"But what they're required to do in the school is to use a mouse – and they can't use the mouse."
Scottish national tests: 'A real challenge for P1s'
Dr Marcus, who wrote a 2016 report for the Scottish Parliament entitled "Closing the Attainment Gap: What Can Schools do?", said: "So you've got four-and-a-half-year-old and five-year-old children having to get upskilled – well, actually, downskilled – on how to use the mouse before they can even attempt the test."
She added: "It might seem like a really small problem, but it's a real challenge in schools."
Some people tweeted in response that there may be more fundamental problems with the P1 assessments, that children at that age are simply too young generally.
or because they are too young to be made to take a test...— Gwynedd Lloyd (@gwyneddll) September 10, 2019
Or the seats are too low to be able to see the screen. Or that the font changes depending on the computer. Or that they are carried out at different times of the year. Or that the questions themselves are assessing content from first level. The list goes on. Not standardised.— meharg_gemma (@meharg_gemma) September 10, 2019
Following the conference, Dr Marcus shared some wider thoughts around the SNSAs with Tes Scotland.
She said: "Based on my experience and observations, we have to take extra care when attempting to assess very young children. Using play and other 'softer' methods takes into account their development at that early stage.
"Various education systems around the world have different understandings of, attitudes to and arrangements for assessment and evaluation. Some systems are highly test-based and studies have shown that one consequence is that this narrows teaching to content and the use of methods beneficial to attaining predetermined goals and results."

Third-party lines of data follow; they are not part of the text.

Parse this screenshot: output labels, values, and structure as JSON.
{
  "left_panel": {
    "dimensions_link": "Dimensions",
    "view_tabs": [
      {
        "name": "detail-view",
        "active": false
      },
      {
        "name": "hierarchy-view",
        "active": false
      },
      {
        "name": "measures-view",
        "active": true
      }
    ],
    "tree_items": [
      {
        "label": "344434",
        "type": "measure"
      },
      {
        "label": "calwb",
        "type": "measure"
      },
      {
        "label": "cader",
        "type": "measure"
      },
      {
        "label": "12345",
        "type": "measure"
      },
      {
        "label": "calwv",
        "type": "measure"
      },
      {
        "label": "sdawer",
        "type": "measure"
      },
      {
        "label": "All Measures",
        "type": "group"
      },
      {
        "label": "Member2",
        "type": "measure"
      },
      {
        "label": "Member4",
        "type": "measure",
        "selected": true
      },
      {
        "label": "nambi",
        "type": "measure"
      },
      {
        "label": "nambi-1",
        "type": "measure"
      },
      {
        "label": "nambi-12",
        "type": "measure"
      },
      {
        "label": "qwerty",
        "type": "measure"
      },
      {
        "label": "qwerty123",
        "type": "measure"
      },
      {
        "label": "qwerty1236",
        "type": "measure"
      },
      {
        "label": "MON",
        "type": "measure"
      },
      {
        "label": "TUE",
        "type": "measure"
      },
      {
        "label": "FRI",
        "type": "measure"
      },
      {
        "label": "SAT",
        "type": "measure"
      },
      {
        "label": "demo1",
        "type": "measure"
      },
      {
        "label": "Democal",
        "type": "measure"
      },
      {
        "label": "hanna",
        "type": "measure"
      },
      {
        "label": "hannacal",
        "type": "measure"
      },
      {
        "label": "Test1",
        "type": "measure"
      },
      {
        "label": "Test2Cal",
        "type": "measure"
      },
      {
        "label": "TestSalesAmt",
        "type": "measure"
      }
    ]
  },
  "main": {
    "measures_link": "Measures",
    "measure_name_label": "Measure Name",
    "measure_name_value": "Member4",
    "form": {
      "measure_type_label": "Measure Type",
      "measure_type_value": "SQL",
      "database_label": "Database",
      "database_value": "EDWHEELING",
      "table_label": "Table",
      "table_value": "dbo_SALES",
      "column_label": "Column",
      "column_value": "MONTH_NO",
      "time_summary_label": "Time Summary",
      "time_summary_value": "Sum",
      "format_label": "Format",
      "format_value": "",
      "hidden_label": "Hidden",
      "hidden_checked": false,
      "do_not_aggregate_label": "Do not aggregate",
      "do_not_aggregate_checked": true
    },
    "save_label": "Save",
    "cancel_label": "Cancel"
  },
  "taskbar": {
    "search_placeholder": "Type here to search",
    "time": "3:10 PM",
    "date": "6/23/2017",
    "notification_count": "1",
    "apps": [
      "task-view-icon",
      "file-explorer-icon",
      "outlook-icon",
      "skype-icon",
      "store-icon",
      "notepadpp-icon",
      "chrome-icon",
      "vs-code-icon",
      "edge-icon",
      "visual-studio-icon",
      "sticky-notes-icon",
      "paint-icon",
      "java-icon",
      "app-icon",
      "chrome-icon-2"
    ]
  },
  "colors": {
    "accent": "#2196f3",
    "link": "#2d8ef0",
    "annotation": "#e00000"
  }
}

Dr Marcus said that 2013 findings from the Organisation for Economic Cooperation and Development (OECD) "contend that schools, school leaders and teachers ought to be granted 'greater autonomy' and "more responsibility for managing their affairs". High systems of accountability and scrutiny may improve the performance of weaker or less able teachers but it can stifle the autonomy and creativity and that drives talented educators.
"Schools in Ontario and Finland, for example, give teachers the professional autonomy to decide when written tests and marking are appropriate and when it would be better to use oral or peer-to-peer feedback, and report higher attainment for all pupils.
"As many studies argue, having no assessment or too much assessment, can have a negative impact on learning, particularly for those pupils who are in danger of being left behind. A balance of formative and summative assessments used appropriately as and when required to inform, and at times measure, seems to be the way forward.
"The key lies in why a child is being tested and what form the test takes."
The SNSAs have been particularly controversial at P1 level since their introduction in 2017. The Scottish government is pressing ahead with the P1 assessments – SNSAs are also set at P4, P7 and S3 – after an independent review published in June found “scant evidence of children becoming upset" when taking the assessments.
However, the same report also found numerous causes for concern.